• The problem: Count the lines in the entries that contain "页面文件". Say the number and nothing more.

*** Data shown Section Begins ***

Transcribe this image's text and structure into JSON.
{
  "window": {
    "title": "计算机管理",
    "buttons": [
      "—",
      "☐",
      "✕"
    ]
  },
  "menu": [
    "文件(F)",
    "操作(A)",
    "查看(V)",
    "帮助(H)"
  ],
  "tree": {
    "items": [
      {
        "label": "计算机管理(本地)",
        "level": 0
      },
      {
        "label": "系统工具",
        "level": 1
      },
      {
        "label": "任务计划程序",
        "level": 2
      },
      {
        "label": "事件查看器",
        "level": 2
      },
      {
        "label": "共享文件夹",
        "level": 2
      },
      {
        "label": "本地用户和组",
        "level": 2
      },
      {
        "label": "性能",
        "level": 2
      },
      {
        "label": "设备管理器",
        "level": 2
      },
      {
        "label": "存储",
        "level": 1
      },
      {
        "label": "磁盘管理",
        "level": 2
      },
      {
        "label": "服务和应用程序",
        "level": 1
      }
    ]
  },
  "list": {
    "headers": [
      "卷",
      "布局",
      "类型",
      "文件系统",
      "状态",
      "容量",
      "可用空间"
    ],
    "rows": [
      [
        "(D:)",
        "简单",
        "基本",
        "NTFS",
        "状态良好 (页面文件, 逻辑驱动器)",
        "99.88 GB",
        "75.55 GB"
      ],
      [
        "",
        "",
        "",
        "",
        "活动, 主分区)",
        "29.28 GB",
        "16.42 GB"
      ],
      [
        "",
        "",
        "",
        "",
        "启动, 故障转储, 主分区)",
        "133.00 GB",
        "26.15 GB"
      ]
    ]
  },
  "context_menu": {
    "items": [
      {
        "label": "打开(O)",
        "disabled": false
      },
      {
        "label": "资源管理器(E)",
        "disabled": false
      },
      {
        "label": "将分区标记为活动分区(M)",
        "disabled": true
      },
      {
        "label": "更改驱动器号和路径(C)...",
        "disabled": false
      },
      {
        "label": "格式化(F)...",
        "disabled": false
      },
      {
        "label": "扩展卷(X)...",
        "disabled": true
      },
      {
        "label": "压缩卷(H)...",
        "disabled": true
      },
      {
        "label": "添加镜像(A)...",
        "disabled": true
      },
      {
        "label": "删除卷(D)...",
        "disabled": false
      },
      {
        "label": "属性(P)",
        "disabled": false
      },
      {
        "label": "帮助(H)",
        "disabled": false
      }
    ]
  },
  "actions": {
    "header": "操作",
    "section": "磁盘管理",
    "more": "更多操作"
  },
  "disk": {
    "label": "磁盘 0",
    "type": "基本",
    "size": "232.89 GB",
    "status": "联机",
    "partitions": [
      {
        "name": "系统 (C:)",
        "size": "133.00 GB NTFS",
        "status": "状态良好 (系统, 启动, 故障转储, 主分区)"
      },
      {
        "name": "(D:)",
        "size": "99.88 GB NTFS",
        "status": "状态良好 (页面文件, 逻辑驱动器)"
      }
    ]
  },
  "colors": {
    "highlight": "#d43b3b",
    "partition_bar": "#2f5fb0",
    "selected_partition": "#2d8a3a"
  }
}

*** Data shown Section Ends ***

• Response to the exercise: 2